Park is among 3,094 people who will be released on Dec 31. They include people jailed for violating election laws and anti-government protests.

Her lawyer told reporters she expressed gratitude to Mr Moon for pardoning her. She said she is grateful to the people who supported her and will show her gratitude as soon as possible.

Sworn in as South Korea’s first female president in 2013, Park became the first elected leader to be ousted from office when the Constitutional Court in March 2017 upheld Parliament’s decision to impeach her over a massive corruption and influence-peddling scandal that involved her close friend Choi Soon-sil.

Park was then sentenced to a combined 22 years in jail for charges that include bribery and abuse of power.

Her loyal supporters have been rallying for months for her to be pardoned, but the Moon administration seemed to be against it.

South Korea has a history of punishing and pardoning corrupt leaders, especially after regime change.

A poll by Gallup Korea last month showed that 48 per cent of respondents opposed granting amnesty to Park and her predecessor Lee Myung-bak, who is also jailed for corruption. Only 44 per cent supported the move.

Friday’s decision came as a surprise, as reports had said the two former presidents were “unlikely” to be included in a list of New Year’s special pardons reviewed by the Justice Ministry earlier this week.

Experts say Park’s pardon might work to sway public sentiment towards Mr Moon and help the ruling Democratic Party’s (DP) presidential candidate Lee Jae-myungwin votes in conservative strongholds that are loyal to Park and her father – former president Park Chung-hee, whose economic policies lifted South Korea out of poverty in the 1970s.

Asia specialist Sean King from New York-based consulting firm Park Strategies said Park’s pardon was a “crafty, shrewd move” by Mr Moon.

Mr King noted Park was thrown behind bars by prosecutor-turned-presidential candidate Yoon Suk-yeol from the main opposition, the conservative People Power Party (PPP). Park had contested for the presidency on a conservative ticket.

“By pardoning Park, Moon Jae-in tries to appear magnanimous while hoping to turn the (PPP) against itself,” Mr King told The Straits Times. “Will Park’s hardcore supporters really want to get behind the man who helped put her in jail?”

Political science professor Kim Jae-chun of Sogang University said Park’s pardon was a “very meticulous political calculation” that could work in the DP’s favour in the upcoming presidential elections due in March next year. The DP’s candidate Mr Lee is neck and neck with the PPP’s Mr Yoon in the polls.

South Korean presidential candidates Lee Jae-myung (left) and Yoon Suk-yeol are neck and neck in the polls. PHOTOS: AFP, REUTERS

Mr Yoon has said he welcomes Park’s pardon, while Mr Lee, who had opposed the move, said he respects the President’s decision.

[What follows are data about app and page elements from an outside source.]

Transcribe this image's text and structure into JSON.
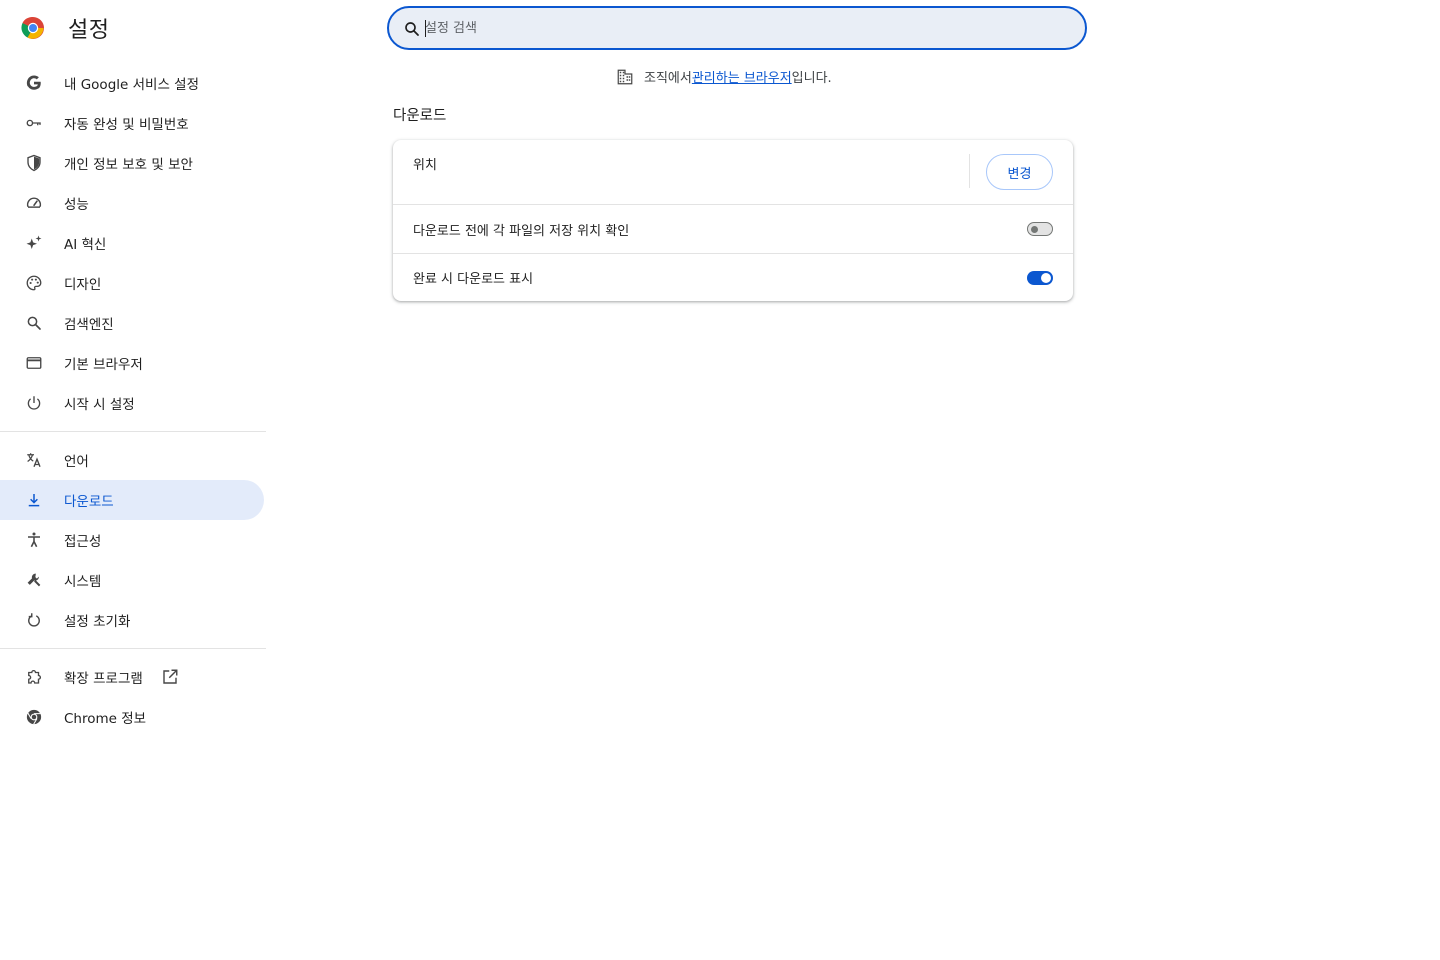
{
  "header": {
    "title": "설정",
    "search_placeholder": "설정 검색"
  },
  "sidebar": {
    "group1": [
      {
        "label": "내 Google 서비스 설정",
        "icon": "google-g-icon"
      },
      {
        "label": "자동 완성 및 비밀번호",
        "icon": "key-icon"
      },
      {
        "label": "개인 정보 보호 및 보안",
        "icon": "shield-icon"
      },
      {
        "label": "성능",
        "icon": "speedometer-icon"
      },
      {
        "label": "AI 혁신",
        "icon": "sparkle-icon"
      },
      {
        "label": "디자인",
        "icon": "palette-icon"
      },
      {
        "label": "검색엔진",
        "icon": "search-icon"
      },
      {
        "label": "기본 브라우저",
        "icon": "browser-window-icon"
      },
      {
        "label": "시작 시 설정",
        "icon": "power-icon"
      }
    ],
    "group2": [
      {
        "label": "언어",
        "icon": "translate-icon"
      },
      {
        "label": "다운로드",
        "icon": "download-icon",
        "active": true
      },
      {
        "label": "접근성",
        "icon": "accessibility-icon"
      },
      {
        "label": "시스템",
        "icon": "wrench-icon"
      },
      {
        "label": "설정 초기화",
        "icon": "reset-icon"
      }
    ],
    "group3": [
      {
        "label": "확장 프로그램",
        "icon": "extension-icon"
      },
      {
        "label": "Chrome 정보",
        "icon": "chrome-icon"
      }
    ]
  },
  "managed_notice": {
    "prefix": "조직에서 ",
    "link": "관리하는 브라우저",
    "suffix": "입니다."
  },
  "downloads": {
    "section_title": "다운로드",
    "location_label": "위치",
    "change_button": "변경",
    "ask_location_label": "다운로드 전에 각 파일의 저장 위치 확인",
    "ask_location_enabled": false,
    "show_when_done_label": "완료 시 다운로드 표시",
    "show_when_done_enabled": true
  },
  "colors": {
    "accent": "#0b57d0",
    "active_nav_bg": "#e3ebfa",
    "search_bg": "#e9eef6"
  }
}
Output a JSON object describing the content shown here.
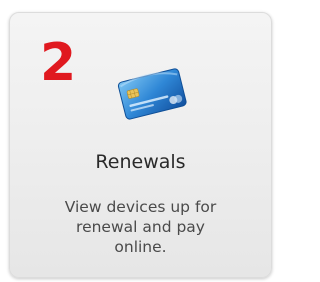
{
  "tile": {
    "step_number": "2",
    "title": "Renewals",
    "description_lines": [
      "View devices up for",
      "renewal and pay",
      "online."
    ],
    "icon": "credit-card-icon"
  },
  "colors": {
    "step_number": "#e0191f",
    "card_blue": "#1f6fc4",
    "tile_background": "#efefef"
  }
}
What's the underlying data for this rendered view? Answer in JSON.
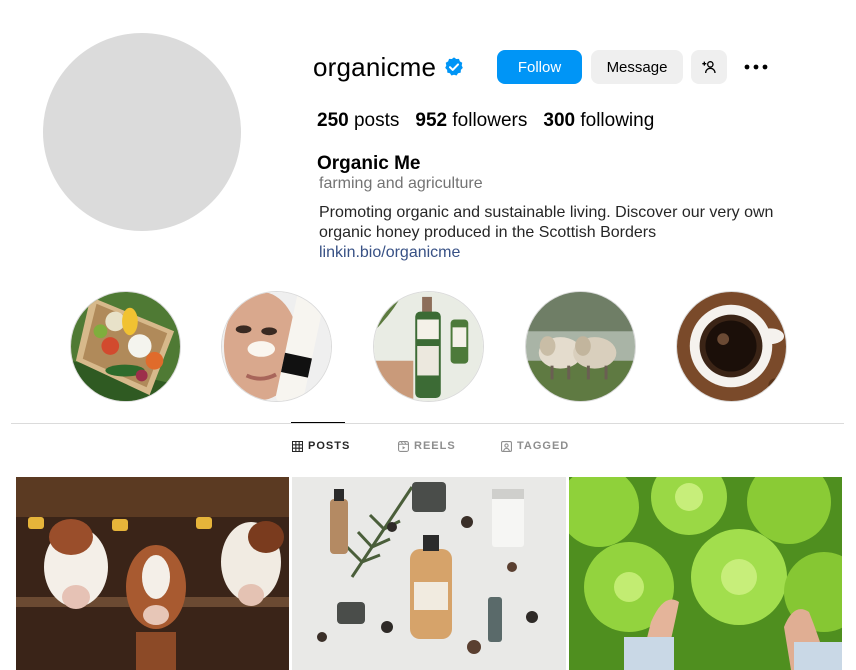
{
  "profile": {
    "username": "organicme",
    "follow_label": "Follow",
    "message_label": "Message",
    "stats": {
      "posts_count": "250",
      "posts_label": "posts",
      "followers_count": "952",
      "followers_label": "followers",
      "following_count": "300",
      "following_label": "following"
    },
    "full_name": "Organic Me",
    "category": "farming and agriculture",
    "bio": "Promoting organic and sustainable living. Discover our very own organic honey produced in the Scottish Borders",
    "link": "linkin.bio/organicme"
  },
  "highlights": [
    {
      "icon": "vegetable-crate"
    },
    {
      "icon": "face-mask"
    },
    {
      "icon": "green-bottles"
    },
    {
      "icon": "sheep"
    },
    {
      "icon": "coffee-cup"
    }
  ],
  "tabs": [
    {
      "label": "POSTS",
      "icon": "grid-icon",
      "active": true
    },
    {
      "label": "REELS",
      "icon": "reels-icon",
      "active": false
    },
    {
      "label": "TAGGED",
      "icon": "tagged-icon",
      "active": false
    }
  ],
  "posts": [
    {
      "subject": "cows"
    },
    {
      "subject": "skincare-products"
    },
    {
      "subject": "lettuce"
    }
  ],
  "colors": {
    "accent": "#0095f6",
    "verified": "#0095f6",
    "link": "#385185",
    "secondary_text": "#737373"
  }
}
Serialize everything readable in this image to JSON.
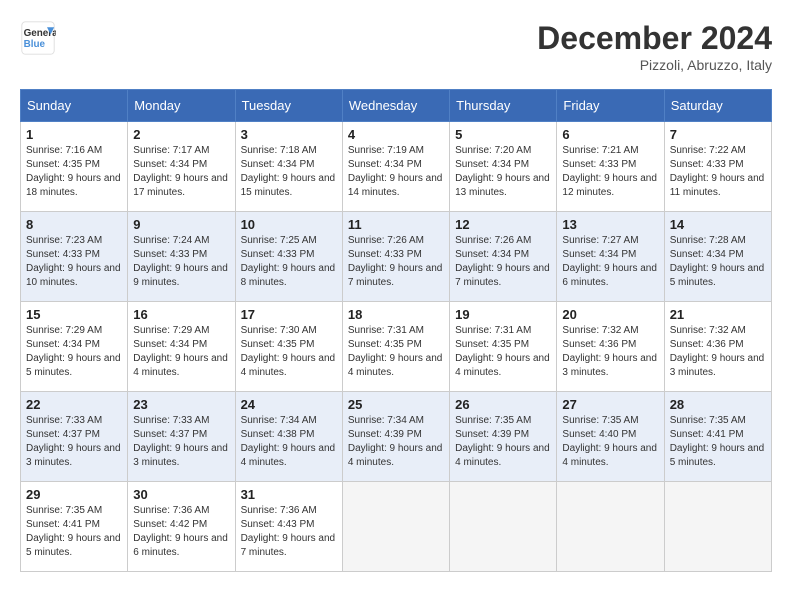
{
  "header": {
    "logo_line1": "General",
    "logo_line2": "Blue",
    "month": "December 2024",
    "location": "Pizzoli, Abruzzo, Italy"
  },
  "weekdays": [
    "Sunday",
    "Monday",
    "Tuesday",
    "Wednesday",
    "Thursday",
    "Friday",
    "Saturday"
  ],
  "rows": [
    [
      {
        "day": "1",
        "sunrise": "7:16 AM",
        "sunset": "4:35 PM",
        "daylight": "9 hours and 18 minutes."
      },
      {
        "day": "2",
        "sunrise": "7:17 AM",
        "sunset": "4:34 PM",
        "daylight": "9 hours and 17 minutes."
      },
      {
        "day": "3",
        "sunrise": "7:18 AM",
        "sunset": "4:34 PM",
        "daylight": "9 hours and 15 minutes."
      },
      {
        "day": "4",
        "sunrise": "7:19 AM",
        "sunset": "4:34 PM",
        "daylight": "9 hours and 14 minutes."
      },
      {
        "day": "5",
        "sunrise": "7:20 AM",
        "sunset": "4:34 PM",
        "daylight": "9 hours and 13 minutes."
      },
      {
        "day": "6",
        "sunrise": "7:21 AM",
        "sunset": "4:33 PM",
        "daylight": "9 hours and 12 minutes."
      },
      {
        "day": "7",
        "sunrise": "7:22 AM",
        "sunset": "4:33 PM",
        "daylight": "9 hours and 11 minutes."
      }
    ],
    [
      {
        "day": "8",
        "sunrise": "7:23 AM",
        "sunset": "4:33 PM",
        "daylight": "9 hours and 10 minutes."
      },
      {
        "day": "9",
        "sunrise": "7:24 AM",
        "sunset": "4:33 PM",
        "daylight": "9 hours and 9 minutes."
      },
      {
        "day": "10",
        "sunrise": "7:25 AM",
        "sunset": "4:33 PM",
        "daylight": "9 hours and 8 minutes."
      },
      {
        "day": "11",
        "sunrise": "7:26 AM",
        "sunset": "4:33 PM",
        "daylight": "9 hours and 7 minutes."
      },
      {
        "day": "12",
        "sunrise": "7:26 AM",
        "sunset": "4:34 PM",
        "daylight": "9 hours and 7 minutes."
      },
      {
        "day": "13",
        "sunrise": "7:27 AM",
        "sunset": "4:34 PM",
        "daylight": "9 hours and 6 minutes."
      },
      {
        "day": "14",
        "sunrise": "7:28 AM",
        "sunset": "4:34 PM",
        "daylight": "9 hours and 5 minutes."
      }
    ],
    [
      {
        "day": "15",
        "sunrise": "7:29 AM",
        "sunset": "4:34 PM",
        "daylight": "9 hours and 5 minutes."
      },
      {
        "day": "16",
        "sunrise": "7:29 AM",
        "sunset": "4:34 PM",
        "daylight": "9 hours and 4 minutes."
      },
      {
        "day": "17",
        "sunrise": "7:30 AM",
        "sunset": "4:35 PM",
        "daylight": "9 hours and 4 minutes."
      },
      {
        "day": "18",
        "sunrise": "7:31 AM",
        "sunset": "4:35 PM",
        "daylight": "9 hours and 4 minutes."
      },
      {
        "day": "19",
        "sunrise": "7:31 AM",
        "sunset": "4:35 PM",
        "daylight": "9 hours and 4 minutes."
      },
      {
        "day": "20",
        "sunrise": "7:32 AM",
        "sunset": "4:36 PM",
        "daylight": "9 hours and 3 minutes."
      },
      {
        "day": "21",
        "sunrise": "7:32 AM",
        "sunset": "4:36 PM",
        "daylight": "9 hours and 3 minutes."
      }
    ],
    [
      {
        "day": "22",
        "sunrise": "7:33 AM",
        "sunset": "4:37 PM",
        "daylight": "9 hours and 3 minutes."
      },
      {
        "day": "23",
        "sunrise": "7:33 AM",
        "sunset": "4:37 PM",
        "daylight": "9 hours and 3 minutes."
      },
      {
        "day": "24",
        "sunrise": "7:34 AM",
        "sunset": "4:38 PM",
        "daylight": "9 hours and 4 minutes."
      },
      {
        "day": "25",
        "sunrise": "7:34 AM",
        "sunset": "4:39 PM",
        "daylight": "9 hours and 4 minutes."
      },
      {
        "day": "26",
        "sunrise": "7:35 AM",
        "sunset": "4:39 PM",
        "daylight": "9 hours and 4 minutes."
      },
      {
        "day": "27",
        "sunrise": "7:35 AM",
        "sunset": "4:40 PM",
        "daylight": "9 hours and 4 minutes."
      },
      {
        "day": "28",
        "sunrise": "7:35 AM",
        "sunset": "4:41 PM",
        "daylight": "9 hours and 5 minutes."
      }
    ],
    [
      {
        "day": "29",
        "sunrise": "7:35 AM",
        "sunset": "4:41 PM",
        "daylight": "9 hours and 5 minutes."
      },
      {
        "day": "30",
        "sunrise": "7:36 AM",
        "sunset": "4:42 PM",
        "daylight": "9 hours and 6 minutes."
      },
      {
        "day": "31",
        "sunrise": "7:36 AM",
        "sunset": "4:43 PM",
        "daylight": "9 hours and 7 minutes."
      },
      null,
      null,
      null,
      null
    ]
  ]
}
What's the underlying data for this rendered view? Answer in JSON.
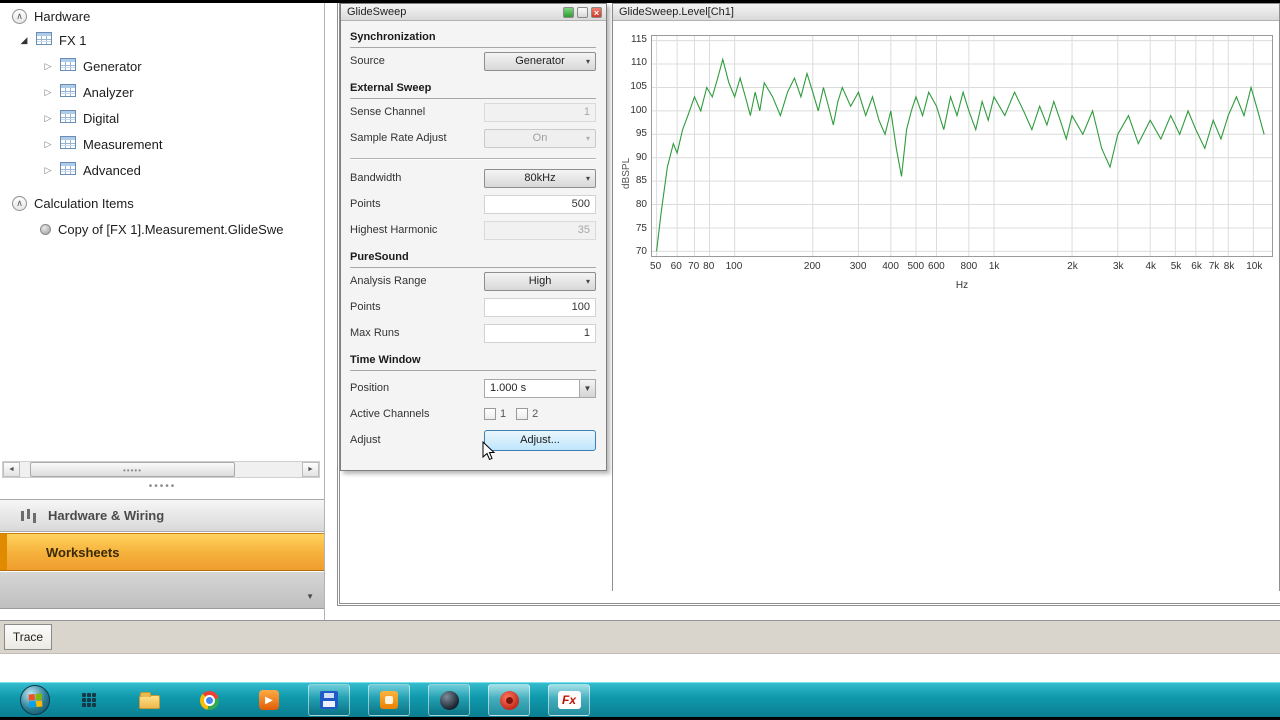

Prof Kim noted that Park had been in jail for four years and eight months – seven months longer than her short-lived term – and median voters are starting to feel the Moon administration is too harsh on Park.

He added that Park has a group of hardcore conservative supporters who “don’t like Yoon Suk-yeol very much and may launch a campaign against him”.

“There’s this latent dissatisfaction against Yoon as a conservative candidate,” said Prof Kim.

“He himself said he considered joining the Democratic Party but he wanted to change the regime so he had no choice but to join the PPP. So if Park speaks out against him, that would work to the Democratic Party’s advantage.”